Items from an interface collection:
▬▬▬
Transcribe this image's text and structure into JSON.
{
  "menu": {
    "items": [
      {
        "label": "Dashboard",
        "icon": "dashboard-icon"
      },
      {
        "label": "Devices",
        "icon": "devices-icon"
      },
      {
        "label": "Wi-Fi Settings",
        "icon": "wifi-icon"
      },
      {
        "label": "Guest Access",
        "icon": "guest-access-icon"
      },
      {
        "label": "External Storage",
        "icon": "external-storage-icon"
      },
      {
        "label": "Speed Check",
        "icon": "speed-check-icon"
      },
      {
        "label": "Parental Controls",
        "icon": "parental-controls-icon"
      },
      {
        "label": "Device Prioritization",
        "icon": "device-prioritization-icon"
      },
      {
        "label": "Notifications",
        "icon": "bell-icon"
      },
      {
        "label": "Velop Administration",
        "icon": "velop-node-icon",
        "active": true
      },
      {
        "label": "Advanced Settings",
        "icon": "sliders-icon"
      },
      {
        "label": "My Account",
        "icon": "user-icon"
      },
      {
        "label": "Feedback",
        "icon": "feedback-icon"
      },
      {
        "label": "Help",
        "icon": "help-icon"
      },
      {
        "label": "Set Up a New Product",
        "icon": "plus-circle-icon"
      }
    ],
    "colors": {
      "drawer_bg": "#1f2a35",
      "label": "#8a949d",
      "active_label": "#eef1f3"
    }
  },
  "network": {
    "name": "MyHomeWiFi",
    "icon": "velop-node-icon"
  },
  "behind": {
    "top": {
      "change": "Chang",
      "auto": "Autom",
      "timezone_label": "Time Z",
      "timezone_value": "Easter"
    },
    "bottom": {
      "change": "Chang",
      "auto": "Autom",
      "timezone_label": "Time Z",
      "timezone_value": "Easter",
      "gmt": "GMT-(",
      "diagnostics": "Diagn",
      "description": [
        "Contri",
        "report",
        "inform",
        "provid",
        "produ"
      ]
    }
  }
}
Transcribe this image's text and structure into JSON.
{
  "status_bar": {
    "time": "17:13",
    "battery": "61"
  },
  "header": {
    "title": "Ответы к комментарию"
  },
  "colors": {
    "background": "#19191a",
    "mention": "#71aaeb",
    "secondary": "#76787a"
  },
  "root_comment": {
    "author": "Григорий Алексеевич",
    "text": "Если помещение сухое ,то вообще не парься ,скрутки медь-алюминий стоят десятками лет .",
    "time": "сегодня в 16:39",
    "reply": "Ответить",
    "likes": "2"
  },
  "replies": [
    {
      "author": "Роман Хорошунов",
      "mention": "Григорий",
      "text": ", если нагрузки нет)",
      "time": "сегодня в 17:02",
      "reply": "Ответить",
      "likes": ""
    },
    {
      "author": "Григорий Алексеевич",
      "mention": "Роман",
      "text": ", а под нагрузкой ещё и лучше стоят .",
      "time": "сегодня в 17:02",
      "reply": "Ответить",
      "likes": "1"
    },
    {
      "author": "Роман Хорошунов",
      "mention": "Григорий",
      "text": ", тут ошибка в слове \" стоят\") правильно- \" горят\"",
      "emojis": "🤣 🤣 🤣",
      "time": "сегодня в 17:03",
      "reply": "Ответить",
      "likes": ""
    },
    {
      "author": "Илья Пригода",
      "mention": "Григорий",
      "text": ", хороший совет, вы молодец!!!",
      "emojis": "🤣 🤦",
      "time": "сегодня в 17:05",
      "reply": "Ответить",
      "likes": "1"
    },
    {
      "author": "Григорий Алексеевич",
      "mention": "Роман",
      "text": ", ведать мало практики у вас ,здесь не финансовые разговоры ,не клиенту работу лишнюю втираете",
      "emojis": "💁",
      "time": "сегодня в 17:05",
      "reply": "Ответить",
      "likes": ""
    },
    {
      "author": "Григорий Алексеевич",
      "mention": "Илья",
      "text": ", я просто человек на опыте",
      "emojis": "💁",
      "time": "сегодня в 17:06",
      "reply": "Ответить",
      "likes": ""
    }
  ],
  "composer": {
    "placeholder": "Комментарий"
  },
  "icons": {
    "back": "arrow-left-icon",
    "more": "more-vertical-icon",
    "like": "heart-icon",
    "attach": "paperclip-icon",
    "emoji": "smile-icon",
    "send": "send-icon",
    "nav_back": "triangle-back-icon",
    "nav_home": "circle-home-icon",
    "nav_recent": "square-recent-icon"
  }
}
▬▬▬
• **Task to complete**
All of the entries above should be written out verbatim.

• **Response for this exercise**
Transcribe this image's text and structure into JSON.
{
  "menu": {
    "items": [
      {
        "label": "Dashboard",
        "icon": "dashboard-icon"
      },
      {
        "label": "Devices",
        "icon": "devices-icon"
      },
      {
        "label": "Wi-Fi Settings",
        "icon": "wifi-icon"
      },
      {
        "label": "Guest Access",
        "icon": "guest-access-icon"
      },
      {
        "label": "External Storage",
        "icon": "external-storage-icon"
      },
      {
        "label": "Speed Check",
        "icon": "speed-check-icon"
      },
      {
        "label": "Parental Controls",
        "icon": "parental-controls-icon"
      },
      {
        "label": "Device Prioritization",
        "icon": "device-prioritization-icon"
      },
      {
        "label": "Notifications",
        "icon": "bell-icon"
      },
      {
        "label": "Velop Administration",
        "icon": "velop-node-icon",
        "active": true
      },
      {
        "label": "Advanced Settings",
        "icon": "sliders-icon"
      },
      {
        "label": "My Account",
        "icon": "user-icon"
      },
      {
        "label": "Feedback",
        "icon": "feedback-icon"
      },
      {
        "label": "Help",
        "icon": "help-icon"
      },
      {
        "label": "Set Up a New Product",
        "icon": "plus-circle-icon"
      }
    ],
    "colors": {
      "drawer_bg": "#1f2a35",
      "label": "#8a949d",
      "active_label": "#eef1f3"
    }
  },
  "network": {
    "name": "MyHomeWiFi",
    "icon": "velop-node-icon"
  },
  "behind": {
    "top": {
      "change": "Chang",
      "auto": "Autom",
      "timezone_label": "Time Z",
      "timezone_value": "Easter"
    },
    "bottom": {
      "change": "Chang",
      "auto": "Autom",
      "timezone_label": "Time Z",
      "timezone_value": "Easter",
      "gmt": "GMT-(",
      "diagnostics": "Diagn",
      "description": [
        "Contri",
        "report",
        "inform",
        "provid",
        "produ"
      ]
    }
  }
}
Transcribe this image's text and structure into JSON.
{
  "status_bar": {
    "time": "17:13",
    "battery": "61"
  },
  "header": {
    "title": "Ответы к комментарию"
  },
  "colors": {
    "background": "#19191a",
    "mention": "#71aaeb",
    "secondary": "#76787a"
  },
  "root_comment": {
    "author": "Григорий Алексеевич",
    "text": "Если помещение сухое ,то вообще не парься ,скрутки медь-алюминий стоят десятками лет .",
    "time": "сегодня в 16:39",
    "reply": "Ответить",
    "likes": "2"
  },
  "replies": [
    {
      "author": "Роман Хорошунов",
      "mention": "Григорий",
      "text": ", если нагрузки нет)",
      "time": "сегодня в 17:02",
      "reply": "Ответить",
      "likes": ""
    },
    {
      "author": "Григорий Алексеевич",
      "mention": "Роман",
      "text": ", а под нагрузкой ещё и лучше стоят .",
      "time": "сегодня в 17:02",
      "reply": "Ответить",
      "likes": "1"
    },
    {
      "author": "Роман Хорошунов",
      "mention": "Григорий",
      "text": ", тут ошибка в слове \" стоят\") правильно- \" горят\"",
      "emojis": "🤣 🤣 🤣",
      "time": "сегодня в 17:03",
      "reply": "Ответить",
      "likes": ""
    },
    {
      "author": "Илья Пригода",
      "mention": "Григорий",
      "text": ", хороший совет, вы молодец!!!",
      "emojis": "🤣 🤦",
      "time": "сегодня в 17:05",
      "reply": "Ответить",
      "likes": "1"
    },
    {
      "author": "Григорий Алексеевич",
      "mention": "Роман",
      "text": ", ведать мало практики у вас ,здесь не финансовые разговоры ,не клиенту работу лишнюю втираете",
      "emojis": "💁",
      "time": "сегодня в 17:05",
      "reply": "Ответить",
      "likes": ""
    },
    {
      "author": "Григорий Алексеевич",
      "mention": "Илья",
      "text": ", я просто человек на опыте",
      "emojis": "💁",
      "time": "сегодня в 17:06",
      "reply": "Ответить",
      "likes": ""
    }
  ],
  "composer": {
    "placeholder": "Комментарий"
  },
  "icons": {
    "back": "arrow-left-icon",
    "more": "more-vertical-icon",
    "like": "heart-icon",
    "attach": "paperclip-icon",
    "emoji": "smile-icon",
    "send": "send-icon",
    "nav_back": "triangle-back-icon",
    "nav_home": "circle-home-icon",
    "nav_recent": "square-recent-icon"
  }
}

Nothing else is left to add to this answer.